**About this task:** The answer must be every line of the records below that holds the word "subtitle".

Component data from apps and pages
==========

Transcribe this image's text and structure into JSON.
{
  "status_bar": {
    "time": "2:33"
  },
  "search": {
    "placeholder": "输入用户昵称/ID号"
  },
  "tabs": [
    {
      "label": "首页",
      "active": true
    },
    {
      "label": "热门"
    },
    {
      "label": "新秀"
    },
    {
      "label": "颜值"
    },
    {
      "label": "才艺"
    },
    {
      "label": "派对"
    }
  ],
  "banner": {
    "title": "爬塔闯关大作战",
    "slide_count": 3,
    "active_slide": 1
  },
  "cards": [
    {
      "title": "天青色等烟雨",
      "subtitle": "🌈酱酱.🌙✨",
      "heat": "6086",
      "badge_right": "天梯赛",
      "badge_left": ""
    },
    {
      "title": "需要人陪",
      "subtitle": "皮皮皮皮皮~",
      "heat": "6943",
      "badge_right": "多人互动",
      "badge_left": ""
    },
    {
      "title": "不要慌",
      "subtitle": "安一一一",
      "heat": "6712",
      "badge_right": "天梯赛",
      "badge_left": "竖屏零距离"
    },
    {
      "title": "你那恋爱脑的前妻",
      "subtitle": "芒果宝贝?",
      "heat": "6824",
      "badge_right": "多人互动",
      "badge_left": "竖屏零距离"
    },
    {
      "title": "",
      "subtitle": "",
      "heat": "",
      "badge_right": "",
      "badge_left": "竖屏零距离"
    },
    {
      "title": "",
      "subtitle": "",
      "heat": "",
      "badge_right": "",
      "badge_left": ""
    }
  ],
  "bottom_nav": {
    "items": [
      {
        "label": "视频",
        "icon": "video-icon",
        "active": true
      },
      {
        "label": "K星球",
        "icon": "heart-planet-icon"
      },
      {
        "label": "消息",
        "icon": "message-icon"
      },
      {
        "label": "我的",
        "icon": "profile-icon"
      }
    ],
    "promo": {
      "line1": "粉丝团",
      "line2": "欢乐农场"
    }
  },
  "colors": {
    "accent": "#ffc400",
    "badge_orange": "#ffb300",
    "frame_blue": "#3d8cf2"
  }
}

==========

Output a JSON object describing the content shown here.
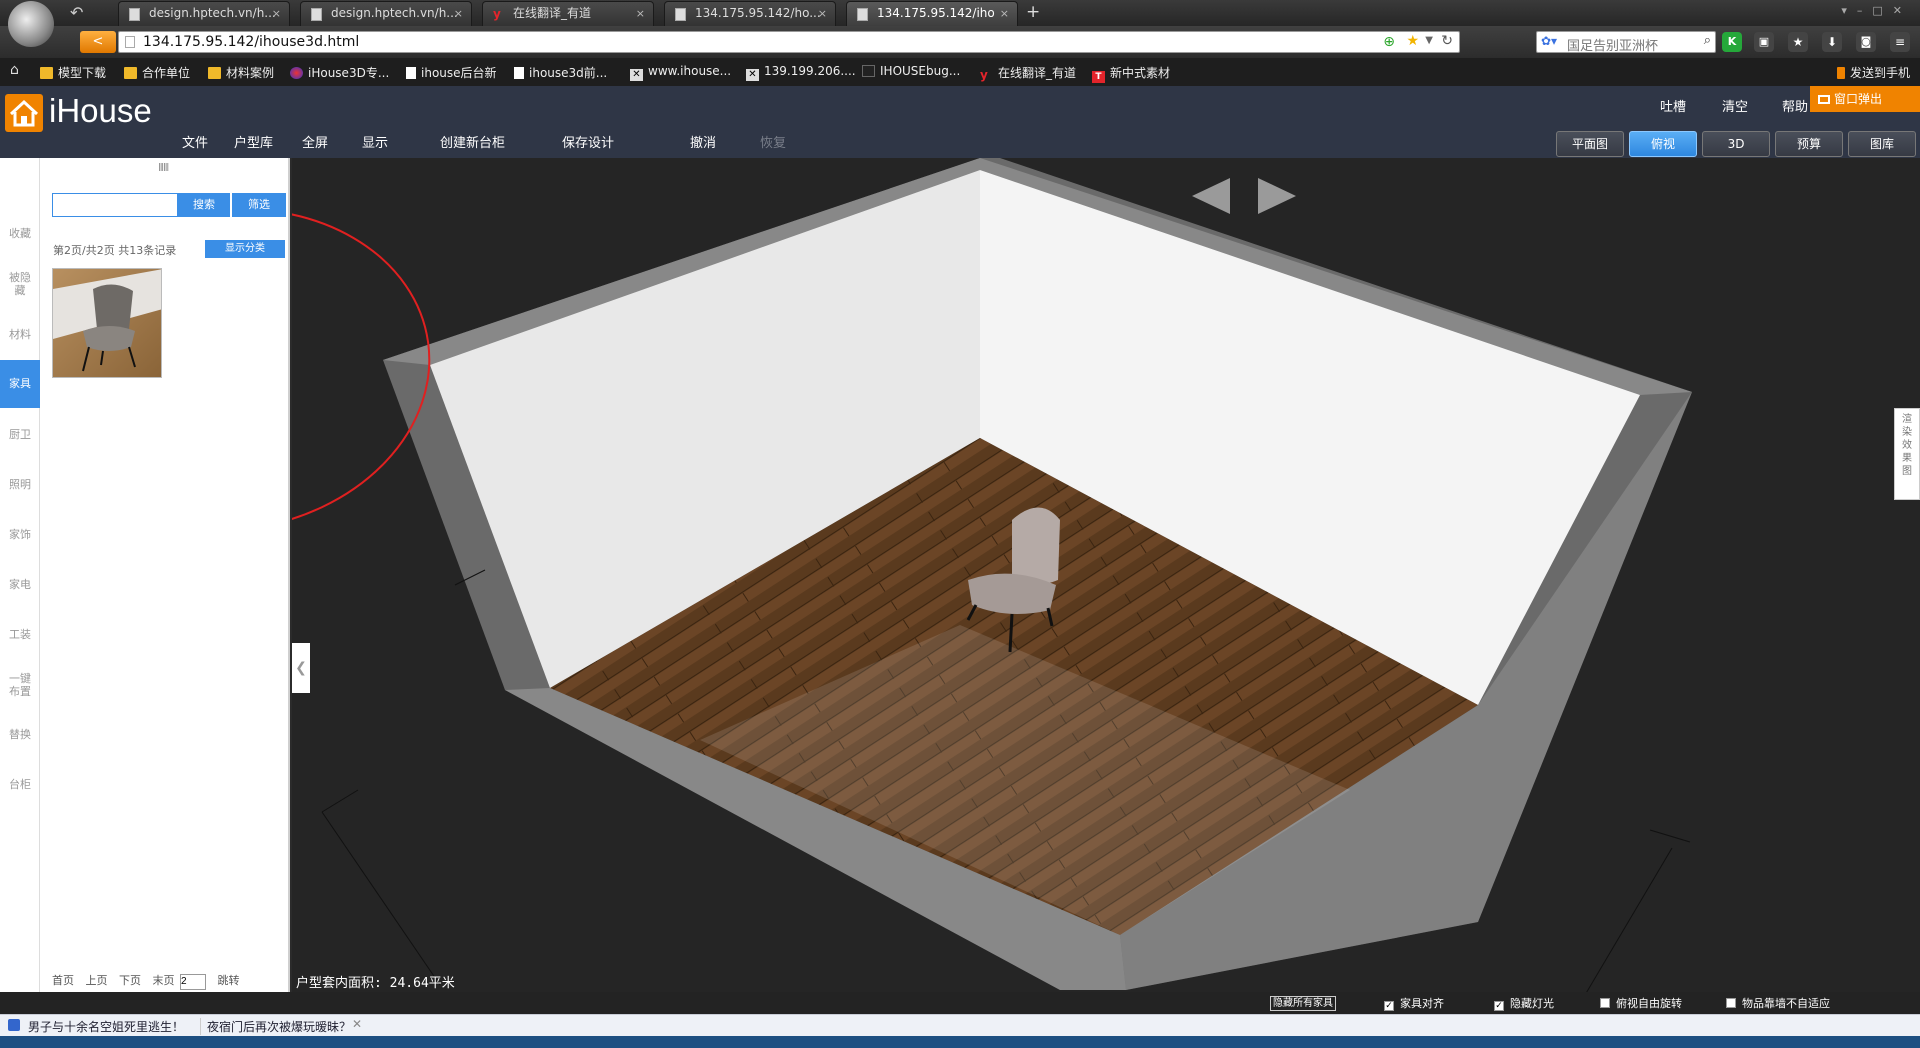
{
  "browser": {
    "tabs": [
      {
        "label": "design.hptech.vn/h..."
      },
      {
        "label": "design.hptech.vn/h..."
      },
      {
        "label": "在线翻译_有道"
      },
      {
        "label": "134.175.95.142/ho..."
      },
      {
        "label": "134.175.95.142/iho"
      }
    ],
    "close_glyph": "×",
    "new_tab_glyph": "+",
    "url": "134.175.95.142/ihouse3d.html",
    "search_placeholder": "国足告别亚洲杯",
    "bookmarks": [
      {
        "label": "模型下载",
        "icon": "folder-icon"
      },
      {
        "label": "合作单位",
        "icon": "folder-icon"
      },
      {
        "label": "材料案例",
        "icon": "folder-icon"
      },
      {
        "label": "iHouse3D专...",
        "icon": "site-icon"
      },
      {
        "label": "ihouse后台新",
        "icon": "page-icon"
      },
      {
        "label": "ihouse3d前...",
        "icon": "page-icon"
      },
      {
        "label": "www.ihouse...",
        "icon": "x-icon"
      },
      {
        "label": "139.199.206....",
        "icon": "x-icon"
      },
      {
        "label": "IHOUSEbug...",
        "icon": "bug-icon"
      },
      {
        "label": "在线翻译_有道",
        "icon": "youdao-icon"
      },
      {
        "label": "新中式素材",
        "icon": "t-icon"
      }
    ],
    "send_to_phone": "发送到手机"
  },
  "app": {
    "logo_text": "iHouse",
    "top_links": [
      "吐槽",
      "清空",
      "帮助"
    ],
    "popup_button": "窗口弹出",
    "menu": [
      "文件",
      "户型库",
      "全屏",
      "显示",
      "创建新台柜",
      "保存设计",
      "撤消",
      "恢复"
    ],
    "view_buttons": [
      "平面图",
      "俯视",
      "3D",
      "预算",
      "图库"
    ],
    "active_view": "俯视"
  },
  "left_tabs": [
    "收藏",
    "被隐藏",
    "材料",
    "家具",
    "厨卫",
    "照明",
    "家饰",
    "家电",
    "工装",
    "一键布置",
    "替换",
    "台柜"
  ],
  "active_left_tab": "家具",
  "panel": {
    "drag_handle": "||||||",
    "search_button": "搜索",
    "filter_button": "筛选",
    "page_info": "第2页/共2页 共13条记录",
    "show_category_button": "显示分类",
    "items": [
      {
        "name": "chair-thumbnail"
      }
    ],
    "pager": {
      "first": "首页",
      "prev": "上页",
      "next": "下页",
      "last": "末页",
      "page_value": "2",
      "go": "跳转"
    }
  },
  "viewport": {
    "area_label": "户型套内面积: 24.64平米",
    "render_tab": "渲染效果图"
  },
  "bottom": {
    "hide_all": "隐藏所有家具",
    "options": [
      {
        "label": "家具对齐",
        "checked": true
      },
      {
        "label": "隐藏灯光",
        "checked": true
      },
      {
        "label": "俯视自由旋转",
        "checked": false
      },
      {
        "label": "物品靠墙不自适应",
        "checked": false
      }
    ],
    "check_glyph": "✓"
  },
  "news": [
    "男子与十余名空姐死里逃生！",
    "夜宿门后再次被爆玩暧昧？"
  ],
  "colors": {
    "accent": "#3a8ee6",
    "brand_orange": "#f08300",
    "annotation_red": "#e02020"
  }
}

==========

**Solved exercise:**
      "subtitle": "🌈酱酱.🌙✨",
      "subtitle": "皮皮皮皮皮~",
      "subtitle": "安一一一",
      "subtitle": "芒果宝贝?",
      "subtitle": "",
      "subtitle": "",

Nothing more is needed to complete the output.